October 23, 2012
I Is an Other (4): When Metaphors Strike Out
We can't help but think and speak in metaphors. A hot temperature is the "high" for the day and a cold temperature is the "low." The future is "ahead" and the past "behind."
As James Geary says in I Is an Other, virtually the only way to understand something new is in reference to the old. When the theory of plate tectonics was first used to explain continental drift in the 1960s, the earth was compared to rice pudding--hard on the surface but pliable and liquid underneath (pp. 174-75). And electromagnetic fields were compared to two absolutely still corks floating separately in a bowl of water. Push one and the other moves. Not a perfect analogy, but helpful.
Yet not every metaphor works. Greary gives several examples. Here's a headline from the Tulsa World:
Step up to the Plate and Fish or Cut Bait

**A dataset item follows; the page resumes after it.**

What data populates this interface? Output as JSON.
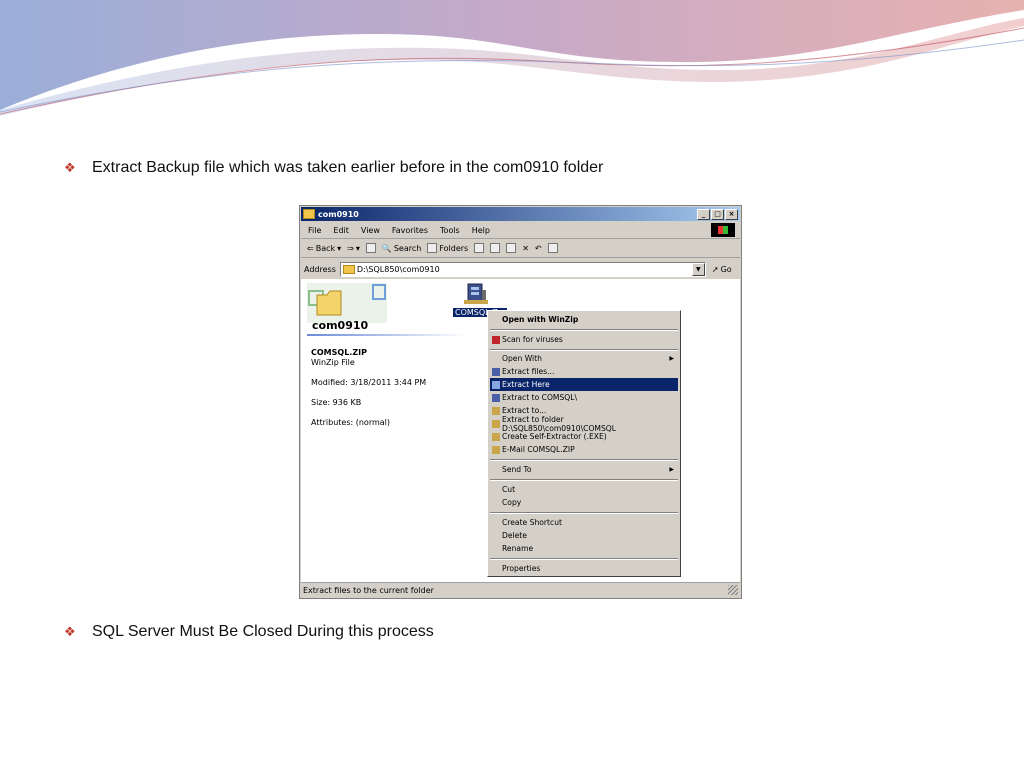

Or a sentence from Our Town, N.Y.:
The moment that you walk into the bowels of the armpit of the cesspool of crime, you immediately cringe.
Or this one from a high school English paper:
She grew on him like she was a colony of E. coli and he was room-temperature Canadian beef.
Or this one:
He was deeply in love. When she spoke, he thought he heard bells, as if she were a garbage truck backing up (p. 144).
The humor in failed metaphors comes because we see both appropriate connections (hearing bells as a sign of infatuation) and inappropriate connections (comparing a girl friend to something oversized, full of smelly refuse, going in the wrong direction, with a prominent back end).
A metaphor works when it combines the familiar (rice pudding/corks in water) with the novel (plate tectonics/electromagnetism). As physicist J. Robert Oppenheimer said, "We cannot, coming into something new, deal with it except on the basis of the familiar and the old-fashioned" (p. 176).
A good metaphor gratifies the mind like a good detective story. Both are puzzles where the solution is not obvious but plausible (p. 163). And figuring out the mystery before the author unveils the answers is like children climbing a tree, delighting to spot their father a block away as he rounds the corner to come home.
Next Installment: I Is an Other (5): Metaphors at Work